Their third album, "Relation", is my favorite. While all of their albums are wonderful, "Relation" in particular has a cohesion unmatched in their earlier albums. It also features two of my absolute favorite songs by them, the disturbing "wanna Be A Dreammaker" and the enchanting "Perfume of Love". Other classic hits include "Sa Yo Na Ra" and "sweet heart". All four of these songs made up a singles project just before the release of this album.
There were no albums quite like "Relation" up until its release, and there have been very few since. TK's unique stamp is all over this album, but it's KEIKO who brings the soulful vocals and Marc who lends his own desperation to some of the more intense songs. While TK could have made this album for anybody, it was globe who made the songs truly shine.
9. ELLEGARDEN - Eleven Fire Crackers (2006)
Clearly by now it must be time for the token "male" album on this list. But it's a fantastic album, of course, representing a punkier side of Japanese pop/rock. ELLEGARDEN was fronted by bilingual vocalist/guitarist Takeshi Hosomi, whose poignant lyrics (in both English and Japanese) and higher vocals make for a great clash between the American punk wave of the early 00s and Japan's classic rock sound.
For some reason I find this album just incredibly inspirational, and I'm not even sure why, or how. But there's nothing beneath the surface in ELLEGARDEN's music - it's upfront rock music that asks the big questions about life and pines for the "one that got away". The best track, and my favorite from them, is the noisy single "Salamander" (featured right). Other greats are "Marie" and "Acropolis", although it's hard to single out most of the tracks on this album. It's a short, cohesive album that represents the best of one of Japan's best bands. Too bad they broke up. (Oh, sorry, "indefinite hiatus".)

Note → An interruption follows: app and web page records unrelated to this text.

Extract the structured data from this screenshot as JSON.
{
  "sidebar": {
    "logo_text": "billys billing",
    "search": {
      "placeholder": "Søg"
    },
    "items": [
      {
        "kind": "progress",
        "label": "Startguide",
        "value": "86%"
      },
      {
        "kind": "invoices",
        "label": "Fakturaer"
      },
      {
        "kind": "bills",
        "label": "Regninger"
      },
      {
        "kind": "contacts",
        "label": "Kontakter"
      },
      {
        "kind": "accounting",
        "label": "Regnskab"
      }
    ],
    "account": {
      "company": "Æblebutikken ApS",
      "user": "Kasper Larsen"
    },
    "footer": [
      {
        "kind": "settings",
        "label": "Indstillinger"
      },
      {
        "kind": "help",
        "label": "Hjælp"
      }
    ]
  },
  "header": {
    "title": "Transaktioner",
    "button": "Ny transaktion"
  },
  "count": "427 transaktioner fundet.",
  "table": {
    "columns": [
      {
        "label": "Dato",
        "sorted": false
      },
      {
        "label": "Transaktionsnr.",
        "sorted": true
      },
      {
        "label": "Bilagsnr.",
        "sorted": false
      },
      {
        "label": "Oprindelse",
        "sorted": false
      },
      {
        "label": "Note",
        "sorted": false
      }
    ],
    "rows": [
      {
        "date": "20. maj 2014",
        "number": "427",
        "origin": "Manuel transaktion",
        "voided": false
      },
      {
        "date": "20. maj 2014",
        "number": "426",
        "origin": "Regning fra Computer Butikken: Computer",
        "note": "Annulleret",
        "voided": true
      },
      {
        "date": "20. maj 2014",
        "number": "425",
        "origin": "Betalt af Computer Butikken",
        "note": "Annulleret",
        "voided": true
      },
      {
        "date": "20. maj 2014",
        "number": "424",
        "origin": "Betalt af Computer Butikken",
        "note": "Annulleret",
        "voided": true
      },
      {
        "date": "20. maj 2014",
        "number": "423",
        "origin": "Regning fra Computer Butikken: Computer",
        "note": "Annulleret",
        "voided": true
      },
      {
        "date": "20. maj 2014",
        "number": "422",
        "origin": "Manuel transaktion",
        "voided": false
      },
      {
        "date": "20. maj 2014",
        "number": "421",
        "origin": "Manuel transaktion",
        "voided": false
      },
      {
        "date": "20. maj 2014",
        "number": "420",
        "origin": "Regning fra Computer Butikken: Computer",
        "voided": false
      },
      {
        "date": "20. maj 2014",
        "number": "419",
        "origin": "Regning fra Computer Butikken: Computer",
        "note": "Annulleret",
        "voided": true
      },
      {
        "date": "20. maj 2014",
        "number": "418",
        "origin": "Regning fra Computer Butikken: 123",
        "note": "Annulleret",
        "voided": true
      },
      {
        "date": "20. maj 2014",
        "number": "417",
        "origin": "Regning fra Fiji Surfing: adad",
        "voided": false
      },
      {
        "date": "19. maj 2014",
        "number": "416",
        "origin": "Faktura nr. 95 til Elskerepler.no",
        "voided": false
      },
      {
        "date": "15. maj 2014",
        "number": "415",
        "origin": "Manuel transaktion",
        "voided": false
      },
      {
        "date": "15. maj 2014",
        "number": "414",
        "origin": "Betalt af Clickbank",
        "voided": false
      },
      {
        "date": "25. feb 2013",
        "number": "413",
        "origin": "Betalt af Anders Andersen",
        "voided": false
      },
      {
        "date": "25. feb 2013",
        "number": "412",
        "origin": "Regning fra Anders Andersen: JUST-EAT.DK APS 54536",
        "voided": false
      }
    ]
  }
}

10. Mika Nakashima - MUSIC (2005)
The last album on this list is one from an artist I don't even really consider myself a "fan" of, but dang if this album is not just fantastic. Mika Nakashima is an artist who is known for her soft, husky vocals and musical styles that range from classical to jazz-inspired, with some rock and straight up J-pop thrown in. Her first two albums were kinda all over the place and her vocals kinda...yeah. "Unperfected" is probably a good term to use. But her third album, "MUSIC", shows her at top form with a cohesive album that manages to cover traditional ballads (Oborozukiyo Inori) with piano ballads (Sakurairo Maukoro), to rock inspired tracks (Fed up). Overall, just about every arrangement is complex and beautiful, and the compositions are unexpected but fitting. Everything about this album is carefully selected and crafted, and Nakashima really brings her true talents to the table.
Since then she's put out stuff that I would say has never even touched "MUSIC"'s utter perfection. She went with gospel for a while, did a whole rock era when she starred in the movie NANA, and has since tried to reclaim her older sound. She's also never, I feel, recaptured these great vocals that she finally reigned in and controlled in this album. No screeching, no warbling, just smoothness the whole way through. Well, one thing's for sure, when Nakashima meant to put out an album called "MUSIC", she made it count - cause it's great music.
J-pop has come a long way since its infancy in the early 50s. Since the mid-80s especially J-pop has formed its own distinct sound that goes beyond just Japanese lyrics - but of course, since it's the second largest music industry in the world, there are many subgenres and artists to check out. I hope you enjoyed my humble list of top 10 albums to come out in Japan since 1985, and look forward to Part 2!
Do you listen to J-pop? Who is your favorite band/artist? What is your favorite album?